Image courtesy of Flickr user SE Images

The Internet has been buzzing with word that Google might be releasing revised algorithms that will make it much harder for websites that are deemed “over-optimized” to reach the top of search engine rankings. Some see this as “punishing” those sites, but Google officials say they are simply rewarding sites with good content.

So what is Google up to? 

We’ve all been there. We want to know where the best sushi is in town, so we do a quick search and find ourselves filtering through sites for a lot longer than it should take to find a good sushi spot. Each site is nothing more than a virtual broken record—“Sushi, sushi, sushi, sushi, sushi…” One might easily ask-how is it helpful that the site just keeps finding ways to use the word sushi and doesn’t tell anything about the sushi?

This is precisely what Google’s purpose. During the recent SXSW (South by Southwest, a major conference for film, music and media), one of Google’s software engineers, Matt Cutts, discussed focusing on SEO that is very mindful of the target audience and content being searched. The new algorithm will focus on “semantic search,” which means it will optimize sites that use keywords correctly and in context with good content. The new algorithm will give less attention to sites that obviously just use keywords and tags to grab search attention without giving the website user valuable information.

“Make a compelling site. Make a site that’s useful. Make a site that’s interesting. Make a site that’s relevant to people’s interests,” said Cutts during the discussion panel, Dear Google & Bing: Help Me Rank Better!

In layman’s terms, give the people what they want. People search with a purpose. An itch is present and search results need to be the backscratcher.

Chris Crum of Webpronews.com says it quite clearly when he writes, “Google is sending out the signal that you should worry less about the current SEO trends, and more about producing great content.”

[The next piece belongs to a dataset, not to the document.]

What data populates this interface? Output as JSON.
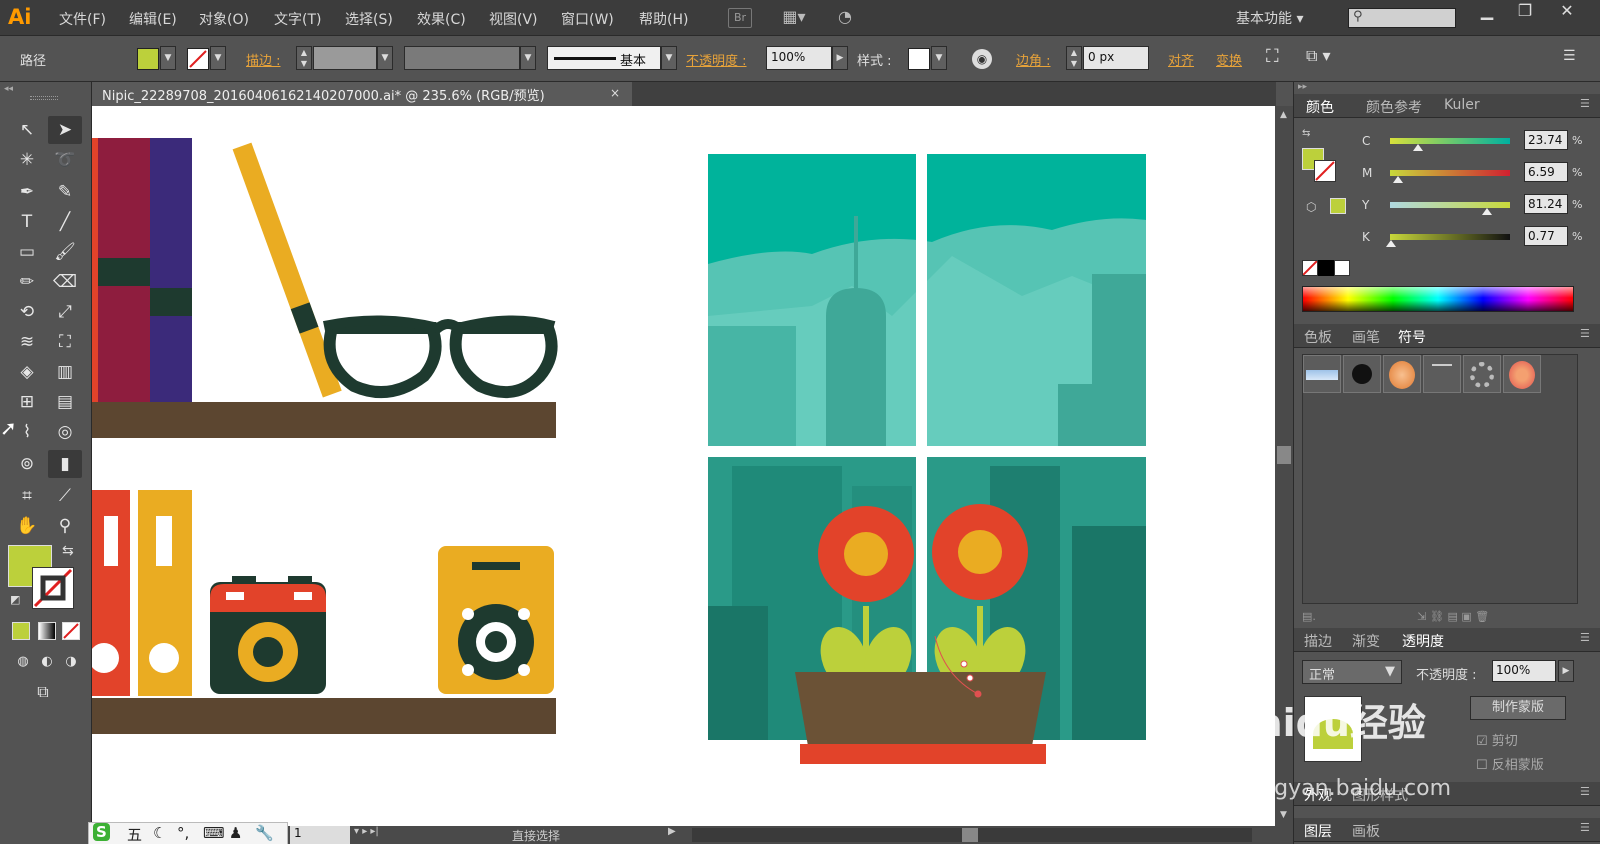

Human factor 

Long gone are the days when the top search results went to sites with the most repetition of keywords; Google is trying to give the prize to those who create the most buzz.  Back in January, The Belford Group wrote a blog that predicted content would become a central component in SEO this year.   That is already becoming very, very true. How humans search for websites and how they treat the information they find in searches will greatly influence future search engine results

Content that is created shouldn’t just answer a question, it should spark interest. If a searcher stumbles on a site that exceeds what they’re looking for, they’ll pass it along.  The more a site is shared, the more the site will be deemed more credible under Google’s new algorithms.  A small business can essentially outrank big-names if its content becomes more engaging.

So does that mean that traditional SEO is a thing of the past? Not exactly. Keywords, descriptions and link building will still be an important part of an overall SEO strategy.

“SEO can often be very helpful. It can make a site more ‘crawlable’; it can make a site more accessible; it can think about the words users are going to type whenever they come to a search engine to make sure those words are on a page,” Cutts clarified. In other words, there can’t be a website about sushi without using the word sushi. But saturating the page with nothing but sushi won’t help the website (or the reader).

Corey Eridon of HubSpot wrote, “If your content is driven by topics, you shouldn’t expect to be penalized when the new algorithm update rolls out, even if you do take the time to search engine optimize that content with keywords and relevant links.”

Need Help? 

The Belford Group is an experienced image-building marketing and website development agency, with more than a decade spent providing creative marketing and advertising solutions to fit any budget and any medium. We work closely with clients to provide excellent content on websites that are easily found by search engines.

We’d love to learn more about what you do, and find ways to help you do more of it. Call us at 479-443-9945 to schedule a free consultation.